As a kid in the ’90s, in the east-side neighborhood now known as Ravendale, Darnell Adams coped with the deterioration of his block by retreating into virtual worldbuilding in classic computer games like “Sim City.” His parents, a city firefighter and a Chrysler line worker, encouraged that hobby because at least it kept him off the increasingly dangerous streets of the once-middle-class area they moved into in the ’80s.
“There were times we would literally be running up and down the street to get home because here comes another car down the street just shooting randomly along the street,” says Adams, 35. “As a kid, you really don’t understand what you’re experiencing. You don’t understand why your mom and dad say you can’t ride your bike outside, you have to ride in the yard. You have to skate in the basement, but you can’t skate outside. We didn’t understand — it was frustrating not knowing why.”
In September, Adams landed the opportunity to reverse the declines of so many nooks of Detroit like his when Dan and Jennifer Gilbert tapped him as director of community initiatives at the Gilbert Family Foundation. In that role, he is unusually well positioned to guide the Gilberts and boss Laura Grannemann as they decide how to deploy the $500 million, decade-long pledge. While clearly well intentioned, none of those other three have actually lived the nightmare of dangerous urban decay. “I believe the disparities I experienced as a kid needed a solution,” Adams says. Or, as Jennifer Gilbert says: “Darnell has the relationships and the experience. He’s the right person to head this up successfully.”
By the time he aggressively sought out the job, he’d earned his chops. Adams, who graduated from Michigan State University with an urban planning degree, spent nearly five years working for the Detroit Land Bank Authority, overseeing its blight removal and new homeownership projects. There he came to understand, as he puts it, “many of the systems that we are dealing with” and that the Gilberts hope to create a more prosperous and equitable city.
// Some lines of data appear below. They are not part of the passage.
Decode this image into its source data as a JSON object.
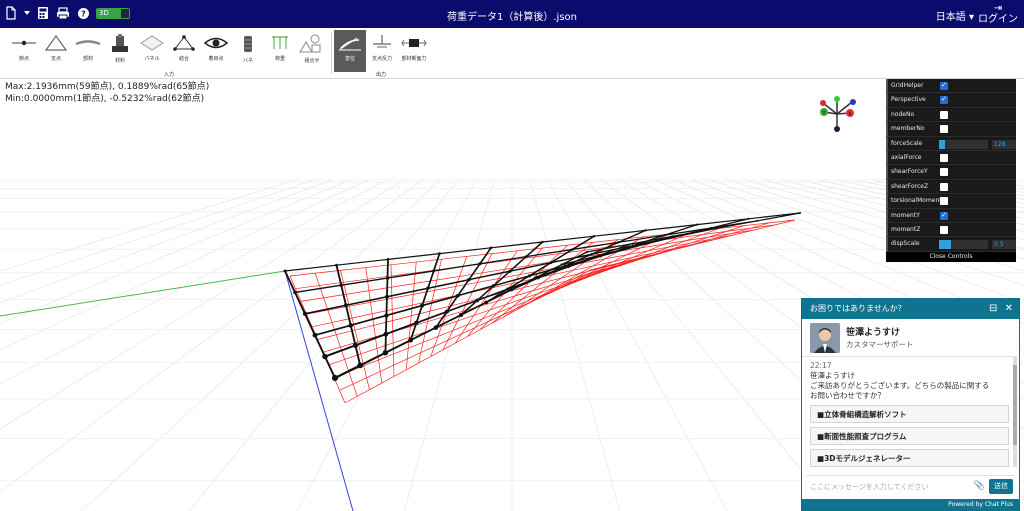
{
  "header": {
    "title": "荷重データ1（計算後）.json",
    "toggle_label": "3D",
    "language": "日本語",
    "login": "ログイン"
  },
  "toolbar": {
    "input_items": [
      "節点",
      "支点",
      "部材",
      "材料",
      "パネル",
      "結合",
      "着目点",
      "バネ",
      "荷重",
      "組合せ"
    ],
    "input_group": "入力",
    "output_items": [
      "変位",
      "支点反力",
      "部材断面力"
    ],
    "output_group": "出力"
  },
  "info": {
    "max": "Max:2.1936mm(59節点), 0.1889%rad(65節点)",
    "min": "Min:0.0000mm(1節点), -0.5232%rad(62節点)"
  },
  "controls": {
    "rows": [
      {
        "label": "GridHelper",
        "type": "checkbox",
        "checked": true
      },
      {
        "label": "Perspective",
        "type": "checkbox",
        "checked": true
      },
      {
        "label": "nodeNo",
        "type": "checkbox",
        "checked": false
      },
      {
        "label": "memberNo",
        "type": "checkbox",
        "checked": false
      },
      {
        "label": "forceScale",
        "type": "slider",
        "value": "128",
        "fill": 0.12
      },
      {
        "label": "axialForce",
        "type": "checkbox",
        "checked": false
      },
      {
        "label": "shearForceY",
        "type": "checkbox",
        "checked": false
      },
      {
        "label": "shearForceZ",
        "type": "checkbox",
        "checked": false
      },
      {
        "label": "torsionalMoment",
        "type": "checkbox",
        "checked": false
      },
      {
        "label": "momentY",
        "type": "checkbox",
        "checked": true
      },
      {
        "label": "momentZ",
        "type": "checkbox",
        "checked": false
      },
      {
        "label": "dispScale",
        "type": "slider",
        "value": "0.5",
        "fill": 0.25
      }
    ],
    "close_label": "Close Controls"
  },
  "gizmo": {
    "labels": [
      "Y",
      "X"
    ]
  },
  "chat": {
    "header": "お困りではありませんか？",
    "agent_name": "笹澤ようすけ",
    "agent_role": "カスタマーサポート",
    "time": "22:17",
    "sender": "笹澤ようすけ",
    "message": "ご来訪ありがとうございます。どちらの製品に関するお問い合わせですか？",
    "options": [
      "■立体骨組構造解析ソフト",
      "■断面性能照査プログラム",
      "■3Dモデルジェネレーター"
    ],
    "input_placeholder": "ここにメッセージを入力してください",
    "send_label": "送信",
    "footer": "Powered by Chat Plus"
  },
  "colors": {
    "header_bg": "#0b0b6e",
    "chat_accent": "#0e7490",
    "grid_red": "#ff0000",
    "slider_blue": "#2fa1d6"
  }
}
Adams appreciates that the Gilberts pledged the money without specifying how it will be used. “Most Detroiters have this perception that there’s always an agenda, but we literally just want to work with partners to identify where we can provide access to economic and social opportunities for Detroiters,” he says. “We are working on housing. We are providing stability to the housing crisis that people are living with. And we’re also building additional tools and opportunities for Detroiters that don’t exist today. That is beautiful and that’s how it should be.”